-- How to complete this task --
Count up the lines below in which the string "Ordune" appears. The reply should be that number alone.

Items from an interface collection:
================

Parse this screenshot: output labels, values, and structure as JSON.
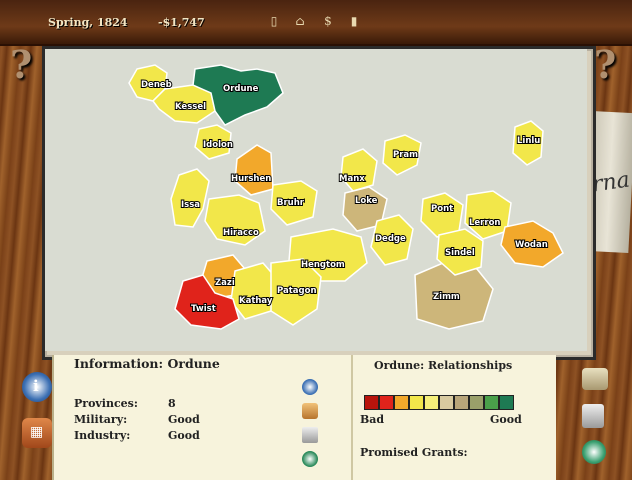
{
  "topbar": {
    "season": "Spring, 1824",
    "money": "-$1,747"
  },
  "corners": {
    "left": "?",
    "right": "?"
  },
  "newspaper_label": "rna",
  "map": {
    "provinces": [
      {
        "name": "Deneb",
        "color": "#f2e74a"
      },
      {
        "name": "Kessel",
        "color": "#f2e74a"
      },
      {
        "name": "Ordune",
        "color": "#1e7a53"
      },
      {
        "name": "Idolon",
        "color": "#f2e74a"
      },
      {
        "name": "Hurshen",
        "color": "#f2a82b"
      },
      {
        "name": "Issa",
        "color": "#f2e74a"
      },
      {
        "name": "Bruhr",
        "color": "#f2e74a"
      },
      {
        "name": "Hiracco",
        "color": "#f2e74a"
      },
      {
        "name": "Hengtom",
        "color": "#f2e74a"
      },
      {
        "name": "Zazi",
        "color": "#f2a82b"
      },
      {
        "name": "Kathay",
        "color": "#f2e74a"
      },
      {
        "name": "Patagon",
        "color": "#f2e74a"
      },
      {
        "name": "Twist",
        "color": "#e0231b"
      },
      {
        "name": "Manx",
        "color": "#f2e74a"
      },
      {
        "name": "Pram",
        "color": "#f2e74a"
      },
      {
        "name": "Loke",
        "color": "#cdb67a"
      },
      {
        "name": "Dedge",
        "color": "#f2e74a"
      },
      {
        "name": "Zimm",
        "color": "#cdb67a"
      },
      {
        "name": "Pont",
        "color": "#f2e74a"
      },
      {
        "name": "Lerron",
        "color": "#f2e74a"
      },
      {
        "name": "Sindel",
        "color": "#f2e74a"
      },
      {
        "name": "Wodan",
        "color": "#f2a82b"
      },
      {
        "name": "Linlu",
        "color": "#f2e74a"
      }
    ]
  },
  "info": {
    "title": "Information:  Ordune",
    "provinces_label": "Provinces:",
    "provinces_value": "8",
    "military_label": "Military:",
    "military_value": "Good",
    "industry_label": "Industry:",
    "industry_value": "Good"
  },
  "relations": {
    "title": "Ordune: Relationships",
    "bad_label": "Bad",
    "good_label": "Good",
    "promised_label": "Promised Grants:",
    "scale_colors": [
      "#b8140c",
      "#e0231b",
      "#f2a82b",
      "#f2e74a",
      "#f6f07a",
      "#d8caa0",
      "#b8a57a",
      "#9aa06a",
      "#4aa04a",
      "#1e7a53"
    ]
  }
}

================

-- Expected output --
3